--- EXERCISE DATA ---

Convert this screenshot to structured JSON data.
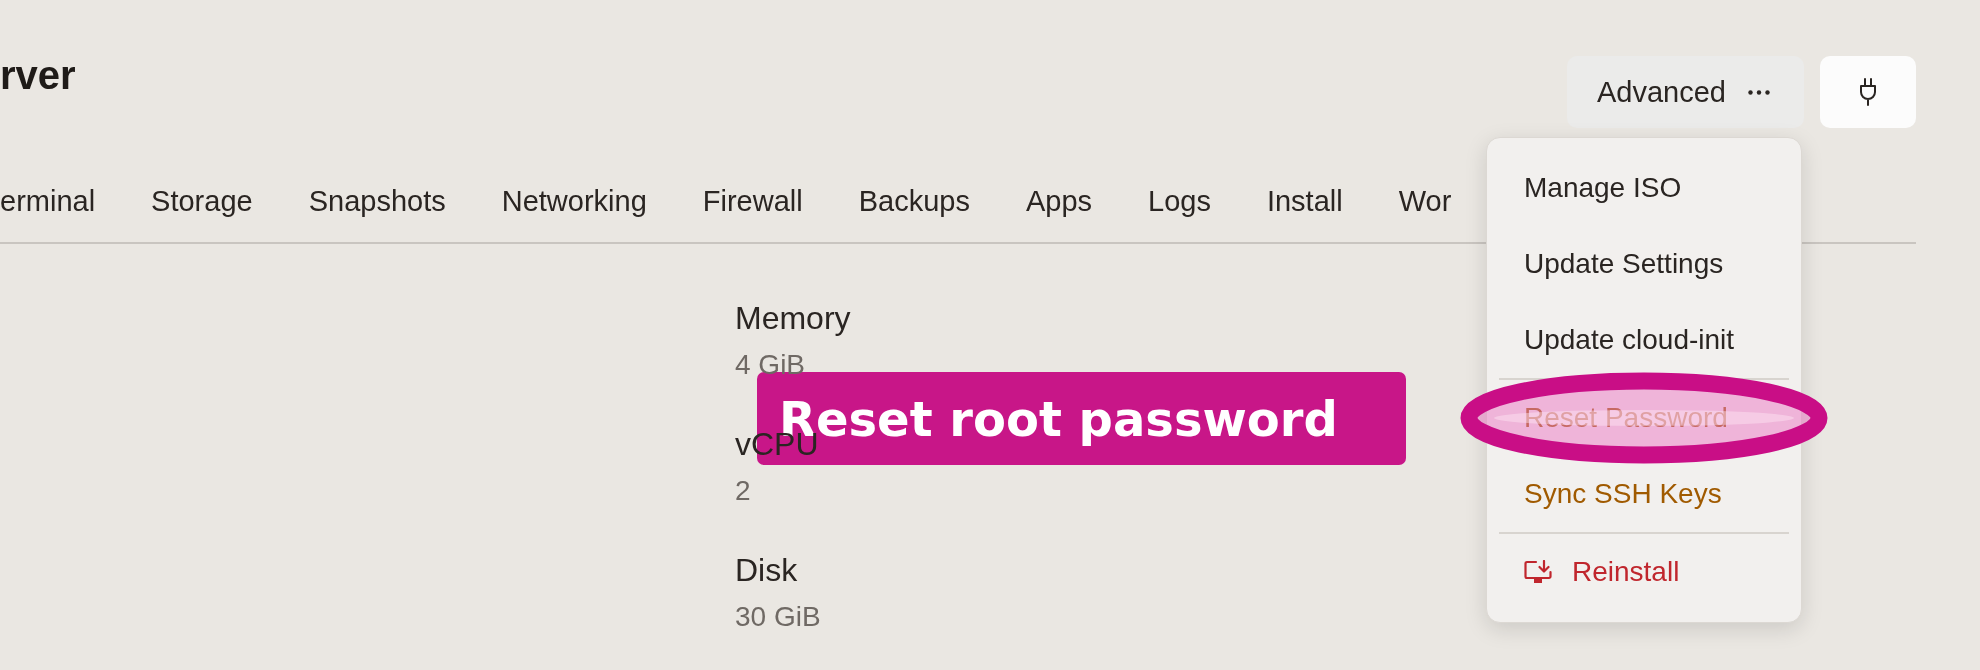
{
  "page_title": "rver",
  "toolbar": {
    "advanced_button": {
      "label": "Advanced"
    }
  },
  "tabs": [
    {
      "label": "erminal",
      "selected": false
    },
    {
      "label": "Storage",
      "selected": false
    },
    {
      "label": "Snapshots",
      "selected": false
    },
    {
      "label": "Networking",
      "selected": false
    },
    {
      "label": "Firewall",
      "selected": false
    },
    {
      "label": "Backups",
      "selected": false
    },
    {
      "label": "Apps",
      "selected": false
    },
    {
      "label": "Logs",
      "selected": false
    },
    {
      "label": "Install",
      "selected": false
    },
    {
      "label": "Wor",
      "selected": false
    }
  ],
  "specs": [
    {
      "label": "Memory",
      "value": "4 GiB"
    },
    {
      "label": "vCPU",
      "value": "2"
    },
    {
      "label": "Disk",
      "value": "30 GiB"
    }
  ],
  "dropdown_menu": {
    "groups": [
      {
        "items": [
          {
            "label": "Manage ISO",
            "kind": "normal",
            "highlighted": false
          },
          {
            "label": "Update Settings",
            "kind": "normal",
            "highlighted": false
          },
          {
            "label": "Update cloud-init",
            "kind": "normal",
            "highlighted": false
          }
        ]
      },
      {
        "items": [
          {
            "label": "Reset Password",
            "kind": "warning",
            "highlighted": true
          },
          {
            "label": "Sync SSH Keys",
            "kind": "warning",
            "highlighted": false
          }
        ]
      },
      {
        "items": [
          {
            "label": "Reinstall",
            "kind": "danger",
            "highlighted": false
          }
        ]
      }
    ]
  },
  "callout": {
    "text": "Reset root password"
  }
}
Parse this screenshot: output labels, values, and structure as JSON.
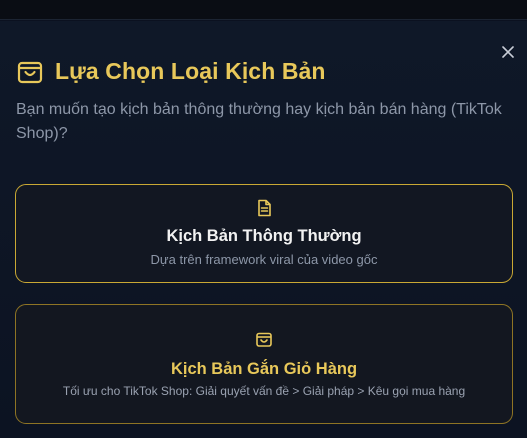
{
  "dialog": {
    "title": "Lựa Chọn Loại Kịch Bản",
    "subtitle": "Bạn muốn tạo kịch bản thông thường hay kịch bản bán hàng (TikTok Shop)?",
    "title_icon": "shopping-bag-icon",
    "close_icon": "close-icon"
  },
  "options": [
    {
      "icon": "document-icon",
      "title": "Kịch Bản Thông Thường",
      "description": "Dựa trên framework viral của video gốc"
    },
    {
      "icon": "shopping-bag-icon",
      "title": "Kịch Bản Gắn Giỏ Hàng",
      "description": "Tối ưu cho TikTok Shop: Giải quyết vấn đề > Giải pháp > Kêu gọi mua hàng"
    }
  ],
  "colors": {
    "accent": "#e8c85a",
    "background": "#0f1828",
    "card_border": "#c9a834"
  }
}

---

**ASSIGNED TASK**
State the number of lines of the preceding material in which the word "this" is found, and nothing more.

**TASK RESULT**
2